The year 2019 was a landmark moment on the road to net zero when the UK passed laws to end its contribution to global warming by 2050.
To achieve that goal, the owners and facilities managers of commercial buildings now face increasingly tough standards and legislation that they need to meet to ensure they prioritise carbon reduction.
However, these challenges also provide a great opportunity for building owners to invest in lower carbon building services technologies, while also embracing new approaches to both the design and operation of their buildings.
One area of immediate focus when it comes to reducing the carbon impact of a building must be the heating, as how we heat buildings and generate hot water is a significant contributor to carbon emissions.
In fact, heating creates almost a third (32%) of the total carbon emissions in the UK.
Modern heat pump technology is now available to help reduce these emissions and heat commercial buildings in a more sustainable, energy efficient way.
So, what benefits can heat pumps offer, and how can building managers be sure that they are the right solution for a commercial space?
Heat pumps are becoming the first choice for building managers planning renovations
There are already regulations in place to help reach net-zero, including the Climate Change Act back in 2008 to the more recent Green Growth Strategy in 2017.
With commercial buildings in mind, there is also legislation that focuses on how heat is provided to these spaces – and these need to be considered when investing in heating technology.
Part L of the Building Regulations states that non-domestic buildings should be moving to low-carbon heat sources, the Minimum Energy Efficiency Standards means it’s illegal to let any property with EPC rating of less than band ‘E’, and the Non-Domestic RHI has been extended until 2022, in order to help overcome barriers to investing in renewable heating.
There is also growing interest in embodied carbon in commercial buildings, as well as the amount of carbon produced by a building across its whole lifecycle.
When looking at carbon impact, building managers must consider the full environmental cost of the extraction, processing, manufacture, delivery and assembly of every single product or material used.
Accounting for all of these factors may seem like a lot, but it’s also evidence that focusing on renewable heating now is the best way to future-proof commercial buildings for years to come.
The solution is heat pump technology
Heat pumps are central to decarbonising.
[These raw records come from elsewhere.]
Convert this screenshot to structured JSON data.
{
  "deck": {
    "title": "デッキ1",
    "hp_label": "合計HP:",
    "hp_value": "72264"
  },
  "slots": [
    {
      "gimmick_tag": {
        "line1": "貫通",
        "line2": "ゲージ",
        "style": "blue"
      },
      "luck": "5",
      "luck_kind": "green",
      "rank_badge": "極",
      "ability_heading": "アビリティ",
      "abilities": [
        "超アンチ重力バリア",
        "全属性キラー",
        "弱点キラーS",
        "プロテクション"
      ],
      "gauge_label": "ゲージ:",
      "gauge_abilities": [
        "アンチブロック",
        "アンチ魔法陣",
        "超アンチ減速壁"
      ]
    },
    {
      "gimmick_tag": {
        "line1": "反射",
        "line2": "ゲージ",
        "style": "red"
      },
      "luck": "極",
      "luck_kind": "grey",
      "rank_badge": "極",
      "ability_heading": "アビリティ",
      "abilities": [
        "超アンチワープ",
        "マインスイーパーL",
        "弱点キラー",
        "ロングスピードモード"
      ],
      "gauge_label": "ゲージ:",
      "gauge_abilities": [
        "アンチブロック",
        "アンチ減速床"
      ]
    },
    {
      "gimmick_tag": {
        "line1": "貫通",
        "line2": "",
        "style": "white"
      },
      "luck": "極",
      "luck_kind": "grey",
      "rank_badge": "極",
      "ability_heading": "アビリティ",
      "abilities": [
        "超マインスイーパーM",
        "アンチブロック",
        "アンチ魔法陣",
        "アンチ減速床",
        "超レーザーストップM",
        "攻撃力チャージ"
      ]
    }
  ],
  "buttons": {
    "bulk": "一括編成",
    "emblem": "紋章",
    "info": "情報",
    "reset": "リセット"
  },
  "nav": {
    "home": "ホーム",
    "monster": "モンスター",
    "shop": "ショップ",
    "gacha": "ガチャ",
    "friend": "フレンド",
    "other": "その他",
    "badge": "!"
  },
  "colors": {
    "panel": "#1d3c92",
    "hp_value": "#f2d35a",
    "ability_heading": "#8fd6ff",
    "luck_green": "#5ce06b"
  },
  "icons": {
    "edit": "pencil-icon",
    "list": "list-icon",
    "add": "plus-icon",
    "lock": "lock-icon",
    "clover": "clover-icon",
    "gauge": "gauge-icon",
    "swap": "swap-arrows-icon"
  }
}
In fact, the Carbon Trust has found that heat pumps have the potential to deliver CO2 savings of up to 70% compared to conventional electric heating, and up to 65% compared to an A-rated gas boiler.
The government has also set a target of 600,000 heat pump installations per year by 2030, and the Committee on Climate Change estimate that 19 million heat pumps will need to be installed by 2050 to achieve the net zero goal.
To reach this goal, maintaining the momentum of heat pump uptake is critical. As well as offering renewable heating, heat pumps allow for a reduction in running costs and increased efficiencies.
They are also becoming the first choice for building managers planning renovations because they are designed for both retrofit and new build, are easy to design and install, and are scalable to work with other systems.
This means they’re a suitable solution for almost any space – and are even able to work alongside existing heating systems in a hybrid situation if required.
Choosing the right heat pump
A heat pump is the ideal solution for commercial buildings, but it’s important to find the right one for the job.
Since heat pumps first came onto the market, the choice and range has expanded significantly, and building owners are now able to select exactly the right equipment for a building’s requirements.
For example, heat pumps can now work at higher temperatures, so have become a great option for spaces like hotels, hospitals, and leisure centres where there is a high demand for hot water at peak times, removing the need for a gas boiler.
Mixed use buildings
Mixed use buildings are also becoming increasingly popular in the UK, and they can benefit from heat pumps.
Buildings which combine residential homes and commercial businesses will have a wide variety of heating and cooling requirements, and traditionally gas boilers, combined heat and power systems or electric water heating have met that need.
Now, high temperature heat pumps – like the 40kW Ecodan QAHV – can deliver hot water up to 90°C, and support helping businesses to increase the efficiency of hot water production while cutting their carbon footprint.
Other heat pumps offer options for a modular approach, so that multiple devices can operate in one system.
This means that the multiple unit system can cascade available units on and off, to meet the required load of a building. It also means heat pump installations are scalable, and can work for a small doctors surgery through to entire district heating projects.
Modern heat pumps can also be applied in buildings alongside other technologies, and boost the renewable element of a project – reducing the requirement for heat energy.
Avoiding stranded assets
It is now imperative for everyone to prioritise investing in renewable technology and helping to reach net-zero.
For those in the building services industry, there is a real opportunity to lead the way and encourage clients to take a new and more environmentally friendly approach to heating in commercial buildings.
The heating equipment we install today will be in a building for at least a decade, so installing a heating system based on fossil fuels might risk leaving the building as a ‘stranded asset’ in the future.
Embracing renewable heating will help ensure buildings are meeting efficient and environmental standards for years to come.
James Chaplen is Senior Product Manager at Mitsubishi Electric